Cover-up of a land deal was at the heart of the Orange County Expressway Authority scandal, according to the final report released by state investigators, which outlined four documented violations of Florida’s sunshine law.
Former state Rep. Chris Dorworth appears to be at the center of it all, reports Greg Fox of WESH 2.
Dorworth was indicted June 4 on allegations of violating Florida’s open meetings law. In more than 100 pages of testimony—including phone, text logs and timelines–investigators outline a scheme to control the region’s toll money.
The report also portrays Dorworth as the “point person” in 91 messages exchanged with then-Expressway Authority board member Scott Batterson, and another 39 messages with former board member Marco Pena. At the time, Pena was attempting to win a board appointment.
Pena later pled guilty to Sunshine Law violations.
In September, WESH 2 released messages appearing to show three-board members communicating in secret before they voted to remove Executive Director Max Crummit.
In the new report, records and testimony prove Dorworth acted as a go-between for Batterson and Pena. Former Department of Transportation Rebecca Hammond, Dorworth’s girlfriend, also acted as a intermediary for her two supervisors, state DOT secretary Ananth Prasad and his secretary who also served on the board, Noranne Downs.
Investigators also noted an attempt to get former Florida House member Steve Precourt, who was a friend of Dorworth, the top toll agency job. Also addressed in the report was property along the Wekiva Parkway, owned by Dorworth business associate James Palmer, who was looking for $32 million for acreage, although it was appraised at just $12 million.
Testimony by another Authority executive shows the moves to get Pena on the board and to hire Precourt were to make land sale happen.

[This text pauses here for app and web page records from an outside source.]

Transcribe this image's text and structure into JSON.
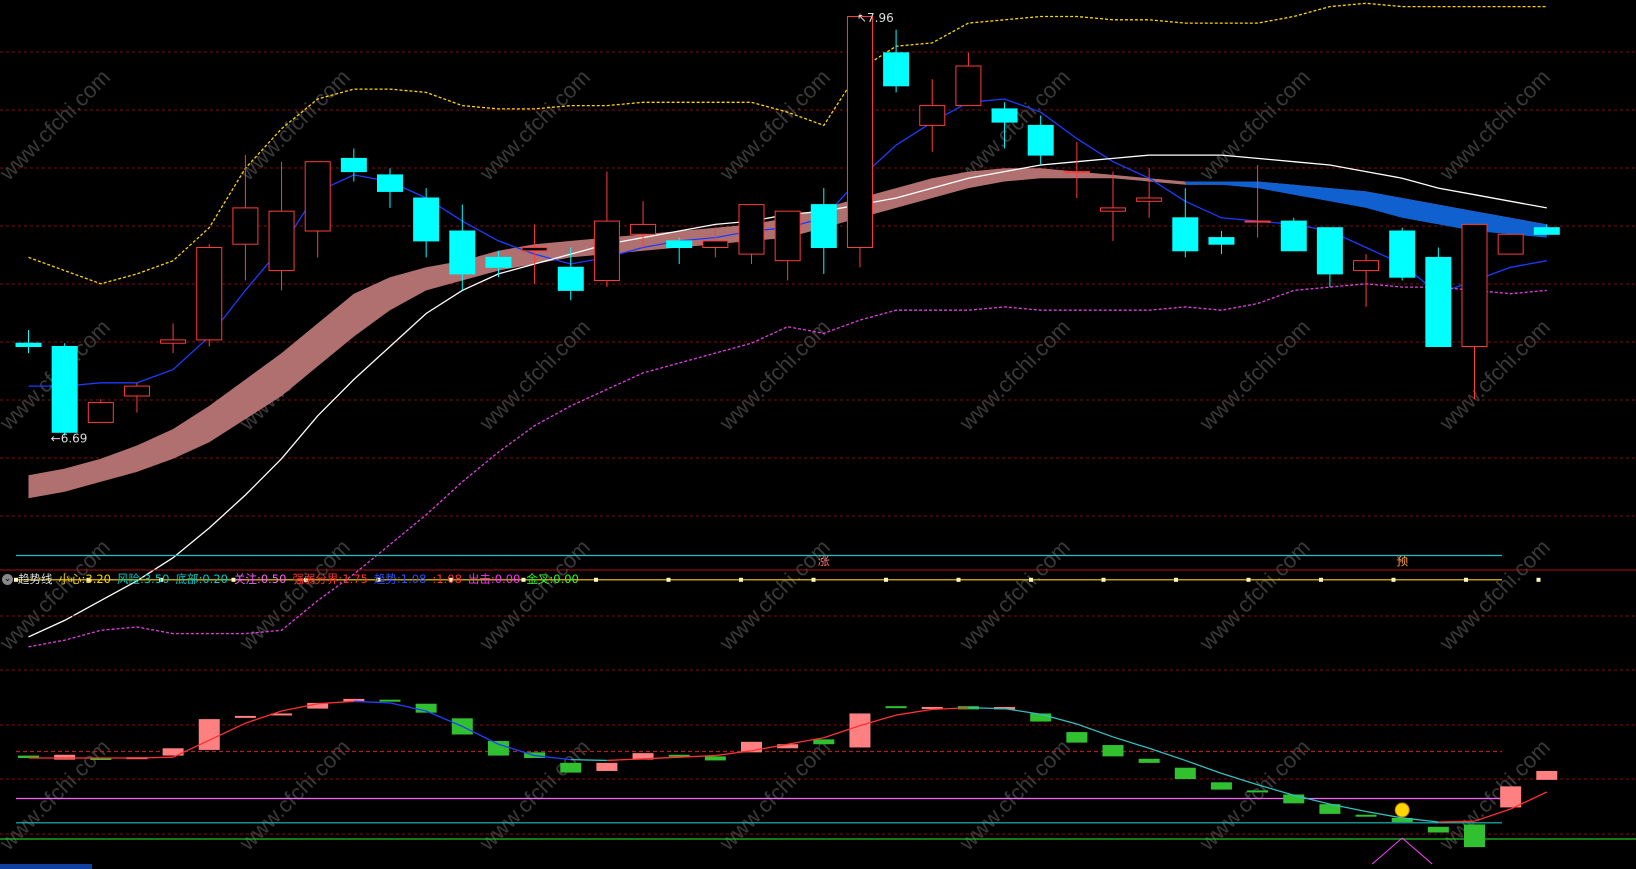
{
  "indicator_bar": {
    "name": "趋势线",
    "items": [
      {
        "label": "小心:",
        "value": "3.20",
        "label_color": "#ffd400",
        "value_color": "#ffd400"
      },
      {
        "label": "风险:",
        "value": "3.50",
        "label_color": "#00c8c8",
        "value_color": "#00c8c8"
      },
      {
        "label": "底部:",
        "value": "0.20",
        "label_color": "#00c8c8",
        "value_color": "#00c8c8"
      },
      {
        "label": "关注:",
        "value": "0.50",
        "label_color": "#ff60ff",
        "value_color": "#ff60ff"
      },
      {
        "label": "强弱分界:",
        "value": "1.75",
        "label_color": "#ff3030",
        "value_color": "#ff3030"
      },
      {
        "label": "趋势:",
        "value": "1.08",
        "label_color": "#3050ff",
        "value_color": "#3050ff"
      },
      {
        "label": ":",
        "value": "1.08",
        "label_color": "#ff3030",
        "value_color": "#ff3030"
      },
      {
        "label": "出击:",
        "value": "0.00",
        "label_color": "#ff30ff",
        "value_color": "#ff30ff"
      },
      {
        "label": "金叉:",
        "value": "0.00",
        "label_color": "#30ff30",
        "value_color": "#30ff30"
      }
    ]
  },
  "markers": {
    "high_label": "7.96",
    "low_label": "6.69",
    "signal_1": "涨",
    "signal_2": "预"
  },
  "watermark": "www.cfchi.com",
  "colors": {
    "up": "#ff3b3b",
    "down": "#00ffff",
    "bg": "#000000",
    "grid": "#7a1010"
  },
  "chart_data": [
    {
      "type": "candlestick",
      "title": "",
      "series": [
        {
          "name": "",
          "kind": "ohlc",
          "values": [
            [
              6.96,
              7.0,
              6.93,
              6.95
            ],
            [
              6.95,
              6.96,
              6.68,
              6.69
            ],
            [
              6.72,
              6.79,
              6.72,
              6.78
            ],
            [
              6.8,
              6.84,
              6.75,
              6.83
            ],
            [
              6.96,
              7.02,
              6.93,
              6.97
            ],
            [
              6.97,
              7.26,
              6.95,
              7.25
            ],
            [
              7.26,
              7.53,
              7.15,
              7.37
            ],
            [
              7.18,
              7.51,
              7.12,
              7.36
            ],
            [
              7.3,
              7.5,
              7.22,
              7.51
            ],
            [
              7.52,
              7.55,
              7.45,
              7.48
            ],
            [
              7.47,
              7.49,
              7.37,
              7.42
            ],
            [
              7.4,
              7.43,
              7.22,
              7.27
            ],
            [
              7.3,
              7.38,
              7.12,
              7.17
            ],
            [
              7.22,
              7.24,
              7.16,
              7.19
            ],
            [
              7.24,
              7.32,
              7.14,
              7.25
            ],
            [
              7.19,
              7.25,
              7.09,
              7.12
            ],
            [
              7.15,
              7.48,
              7.13,
              7.33
            ],
            [
              7.29,
              7.39,
              7.25,
              7.32
            ],
            [
              7.27,
              7.28,
              7.2,
              7.25
            ],
            [
              7.25,
              7.31,
              7.22,
              7.27
            ],
            [
              7.23,
              7.38,
              7.2,
              7.38
            ],
            [
              7.21,
              7.36,
              7.15,
              7.36
            ],
            [
              7.38,
              7.43,
              7.17,
              7.25
            ],
            [
              7.25,
              7.96,
              7.19,
              7.95
            ],
            [
              7.84,
              7.91,
              7.72,
              7.74
            ],
            [
              7.62,
              7.76,
              7.54,
              7.68
            ],
            [
              7.68,
              7.84,
              7.69,
              7.8
            ],
            [
              7.67,
              7.69,
              7.55,
              7.63
            ],
            [
              7.62,
              7.65,
              7.5,
              7.53
            ],
            [
              7.48,
              7.57,
              7.4,
              7.48
            ],
            [
              7.36,
              7.48,
              7.27,
              7.37
            ],
            [
              7.39,
              7.49,
              7.34,
              7.4
            ],
            [
              7.34,
              7.43,
              7.22,
              7.24
            ],
            [
              7.28,
              7.3,
              7.23,
              7.26
            ],
            [
              7.33,
              7.5,
              7.28,
              7.33
            ],
            [
              7.33,
              7.34,
              7.24,
              7.24
            ],
            [
              7.31,
              7.31,
              7.13,
              7.17
            ],
            [
              7.18,
              7.23,
              7.07,
              7.21
            ],
            [
              7.3,
              7.31,
              7.15,
              7.16
            ],
            [
              7.22,
              7.25,
              7.0,
              6.95
            ],
            [
              6.95,
              7.32,
              6.79,
              7.32
            ],
            [
              7.23,
              7.29,
              7.26,
              7.29
            ],
            [
              7.31,
              7.32,
              7.29,
              7.29
            ]
          ]
        },
        {
          "name": "",
          "kind": "line",
          "color": "#1a3cff",
          "values": [
            6.83,
            6.83,
            6.84,
            6.84,
            6.88,
            6.98,
            7.12,
            7.25,
            7.42,
            7.47,
            7.45,
            7.4,
            7.33,
            7.27,
            7.23,
            7.2,
            7.22,
            7.25,
            7.27,
            7.28,
            7.3,
            7.31,
            7.34,
            7.46,
            7.56,
            7.63,
            7.69,
            7.7,
            7.66,
            7.58,
            7.51,
            7.46,
            7.39,
            7.34,
            7.33,
            7.32,
            7.3,
            7.25,
            7.2,
            7.11,
            7.15,
            7.19,
            7.21
          ]
        },
        {
          "name": "",
          "kind": "line",
          "color": "#ffffff",
          "values": [
            6.07,
            6.12,
            6.18,
            6.24,
            6.31,
            6.4,
            6.5,
            6.61,
            6.74,
            6.85,
            6.95,
            7.05,
            7.12,
            7.17,
            7.2,
            7.23,
            7.26,
            7.28,
            7.3,
            7.32,
            7.33,
            7.35,
            7.36,
            7.38,
            7.4,
            7.43,
            7.46,
            7.48,
            7.5,
            7.51,
            7.52,
            7.53,
            7.53,
            7.53,
            7.52,
            7.51,
            7.5,
            7.48,
            7.46,
            7.43,
            7.41,
            7.39,
            7.37
          ]
        },
        {
          "name": "",
          "kind": "band",
          "color": "#b07070",
          "upper": [
            6.56,
            6.58,
            6.61,
            6.65,
            6.7,
            6.77,
            6.85,
            6.93,
            7.02,
            7.11,
            7.16,
            7.19,
            7.21,
            7.24,
            7.26,
            7.27,
            7.28,
            7.29,
            7.3,
            7.31,
            7.32,
            7.34,
            7.37,
            7.4,
            7.43,
            7.46,
            7.48,
            7.49,
            7.49,
            7.48,
            7.47,
            7.46,
            7.45,
            7.45,
            7.45,
            7.44,
            7.43,
            7.42,
            7.4,
            7.38,
            7.36,
            7.34,
            7.32
          ],
          "lower": [
            6.49,
            6.51,
            6.54,
            6.57,
            6.61,
            6.66,
            6.73,
            6.8,
            6.89,
            6.98,
            7.06,
            7.12,
            7.15,
            7.18,
            7.2,
            7.22,
            7.23,
            7.24,
            7.25,
            7.26,
            7.27,
            7.28,
            7.31,
            7.34,
            7.37,
            7.4,
            7.43,
            7.45,
            7.46,
            7.46,
            7.46,
            7.45,
            7.44,
            7.44,
            7.44,
            7.43,
            7.42,
            7.41,
            7.39,
            7.37,
            7.35,
            7.33,
            7.31
          ]
        },
        {
          "name": "",
          "kind": "band",
          "color": "#1060d0",
          "upper": [
            null,
            null,
            null,
            null,
            null,
            null,
            null,
            null,
            null,
            null,
            null,
            null,
            null,
            null,
            null,
            null,
            null,
            null,
            null,
            null,
            null,
            null,
            null,
            null,
            null,
            null,
            null,
            null,
            null,
            null,
            null,
            null,
            7.45,
            7.45,
            7.45,
            7.44,
            7.43,
            7.42,
            7.4,
            7.38,
            7.36,
            7.34,
            7.32
          ],
          "lower": [
            null,
            null,
            null,
            null,
            null,
            null,
            null,
            null,
            null,
            null,
            null,
            null,
            null,
            null,
            null,
            null,
            null,
            null,
            null,
            null,
            null,
            null,
            null,
            null,
            null,
            null,
            null,
            null,
            null,
            null,
            null,
            null,
            7.44,
            7.44,
            7.43,
            7.41,
            7.39,
            7.37,
            7.34,
            7.32,
            7.3,
            7.29,
            7.28
          ]
        },
        {
          "name": "",
          "kind": "line",
          "color": "#ffd400",
          "dash": true,
          "values": [
            7.22,
            7.18,
            7.14,
            7.17,
            7.21,
            7.31,
            7.49,
            7.61,
            7.7,
            7.73,
            7.73,
            7.72,
            7.68,
            7.67,
            7.67,
            7.68,
            7.68,
            7.69,
            7.69,
            7.69,
            7.69,
            7.66,
            7.62,
            7.79,
            7.86,
            7.87,
            7.93,
            7.94,
            7.95,
            7.95,
            7.94,
            7.94,
            7.93,
            7.93,
            7.93,
            7.95,
            7.98,
            7.99,
            7.98,
            7.98,
            7.98,
            7.98,
            7.98
          ]
        },
        {
          "name": "",
          "kind": "line",
          "color": "#e040e0",
          "dash": true,
          "values": [
            6.04,
            6.06,
            6.09,
            6.1,
            6.08,
            6.08,
            6.08,
            6.09,
            6.18,
            6.26,
            6.35,
            6.44,
            6.54,
            6.63,
            6.71,
            6.77,
            6.82,
            6.87,
            6.9,
            6.93,
            6.96,
            7.01,
            6.99,
            7.03,
            7.06,
            7.06,
            7.06,
            7.07,
            7.06,
            7.06,
            7.06,
            7.06,
            7.07,
            7.06,
            7.08,
            7.12,
            7.13,
            7.14,
            7.13,
            7.13,
            7.12,
            7.11,
            7.12
          ]
        }
      ],
      "y_range": [
        6.0,
        8.0
      ],
      "grid": true,
      "watermark": "www.cfchi.com"
    },
    {
      "type": "bar",
      "title": "趋势线",
      "series": [
        {
          "name": "",
          "kind": "bars",
          "values": [
            [
              1.03,
              1.0
            ],
            [
              0.98,
              1.04
            ],
            [
              1.0,
              0.98
            ],
            [
              1.0,
              1.01
            ],
            [
              1.03,
              1.12
            ],
            [
              1.1,
              1.48
            ],
            [
              1.5,
              1.52
            ],
            [
              1.54,
              1.55
            ],
            [
              1.61,
              1.68
            ],
            [
              1.69,
              1.73
            ],
            [
              1.72,
              1.7
            ],
            [
              1.67,
              1.56
            ],
            [
              1.49,
              1.29
            ],
            [
              1.21,
              1.03
            ],
            [
              1.07,
              1.0
            ],
            [
              0.94,
              0.82
            ],
            [
              0.84,
              0.94
            ],
            [
              0.98,
              1.06
            ],
            [
              1.04,
              1.03
            ],
            [
              1.02,
              0.97
            ],
            [
              1.07,
              1.2
            ],
            [
              1.12,
              1.17
            ],
            [
              1.23,
              1.17
            ],
            [
              1.13,
              1.55
            ],
            [
              1.64,
              1.63
            ],
            [
              1.63,
              1.63
            ],
            [
              1.64,
              1.6
            ],
            [
              1.6,
              1.63
            ],
            [
              1.55,
              1.45
            ],
            [
              1.32,
              1.19
            ],
            [
              1.16,
              1.02
            ],
            [
              0.99,
              0.94
            ],
            [
              0.88,
              0.74
            ],
            [
              0.7,
              0.61
            ],
            [
              0.6,
              0.59
            ],
            [
              0.55,
              0.44
            ],
            [
              0.43,
              0.31
            ],
            [
              0.3,
              0.29
            ],
            [
              0.26,
              0.21
            ],
            [
              0.15,
              0.08
            ],
            [
              0.18,
              -0.1
            ],
            [
              0.39,
              0.65
            ],
            [
              0.73,
              0.84
            ]
          ]
        },
        {
          "name": "",
          "kind": "line",
          "color": "#ff3030",
          "values": [
            1.0,
            1.0,
            1.0,
            1.0,
            1.01,
            1.22,
            1.43,
            1.58,
            1.67,
            1.7,
            1.68,
            1.58,
            1.39,
            1.17,
            1.03,
            0.98,
            0.97,
            0.99,
            1.01,
            1.03,
            1.09,
            1.17,
            1.25,
            1.4,
            1.53,
            1.6,
            1.62,
            1.61,
            1.54,
            1.42,
            1.26,
            1.12,
            0.97,
            0.81,
            0.67,
            0.54,
            0.43,
            0.34,
            0.26,
            0.21,
            0.22,
            0.37,
            0.58
          ]
        }
      ],
      "hlines": [
        3.5,
        3.2,
        1.08,
        0.5,
        0.2,
        0.0
      ],
      "y_range": [
        0.0,
        3.6
      ],
      "grid": true
    }
  ]
}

While many individuals questioned gave conflicting statements, the report says investigators did have enough evidence for indictments of Dorworth, Batterson and Hammond.